# Required work:
Take the entries below and retype them word for word, excluding the images.

[Website and app data records]
********************

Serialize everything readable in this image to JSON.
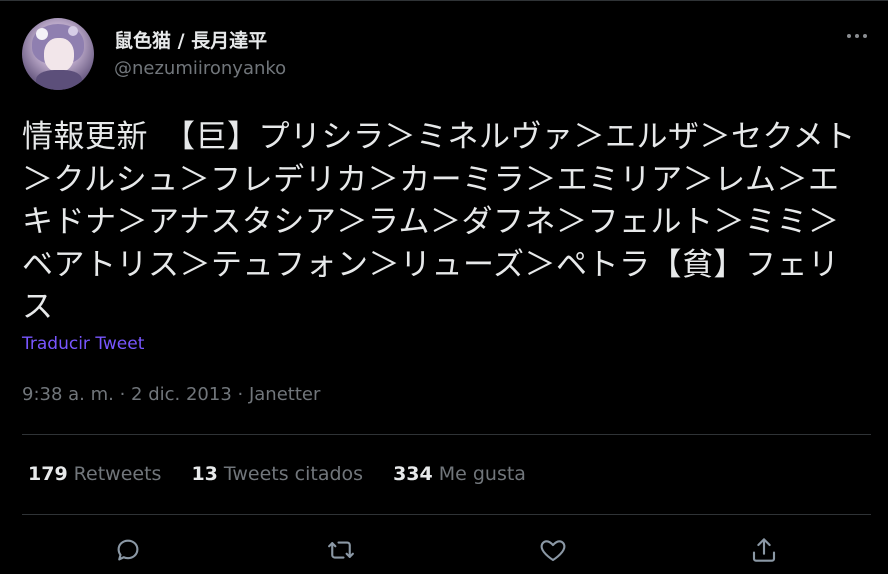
{
  "author": {
    "display_name": "鼠色猫 / 長月達平",
    "handle": "@nezumiironyanko"
  },
  "tweet": {
    "text": "情報更新　【巨】プリシラ＞ミネルヴァ＞エルザ＞セクメト＞クルシュ＞フレデリカ＞カーミラ＞エミリア＞レム＞エキドナ＞アナスタシア＞ラム＞ダフネ＞フェルト＞ミミ＞ベアトリス＞テュフォン＞リューズ＞ペトラ【貧】フェリス",
    "translate_label": "Traducir Tweet",
    "meta": "9:38 a. m. · 2 dic. 2013 · Janetter"
  },
  "stats": {
    "retweets": {
      "count": "179",
      "label": "Retweets"
    },
    "quotes": {
      "count": "13",
      "label": "Tweets citados"
    },
    "likes": {
      "count": "334",
      "label": "Me gusta"
    }
  },
  "icons": {
    "more": "more-dots-icon",
    "reply": "reply-icon",
    "retweet": "retweet-icon",
    "like": "heart-icon",
    "share": "share-icon"
  },
  "colors": {
    "background": "#000000",
    "text": "#e7e9ea",
    "secondary": "#71767b",
    "accent": "#7856ff",
    "divider": "#2f3336"
  }
}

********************

# Response:
Serialize everything readable in this image to JSON.
{
  "author": {
    "display_name": "鼠色猫 / 長月達平",
    "handle": "@nezumiironyanko"
  },
  "tweet": {
    "text": "情報更新　【巨】プリシラ＞ミネルヴァ＞エルザ＞セクメト＞クルシュ＞フレデリカ＞カーミラ＞エミリア＞レム＞エキドナ＞アナスタシア＞ラム＞ダフネ＞フェルト＞ミミ＞ベアトリス＞テュフォン＞リューズ＞ペトラ【貧】フェリス",
    "translate_label": "Traducir Tweet",
    "meta": "9:38 a. m. · 2 dic. 2013 · Janetter"
  },
  "stats": {
    "retweets": {
      "count": "179",
      "label": "Retweets"
    },
    "quotes": {
      "count": "13",
      "label": "Tweets citados"
    },
    "likes": {
      "count": "334",
      "label": "Me gusta"
    }
  },
  "icons": {
    "more": "more-dots-icon",
    "reply": "reply-icon",
    "retweet": "retweet-icon",
    "like": "heart-icon",
    "share": "share-icon"
  },
  "colors": {
    "background": "#000000",
    "text": "#e7e9ea",
    "secondary": "#71767b",
    "accent": "#7856ff",
    "divider": "#2f3336"
  }
}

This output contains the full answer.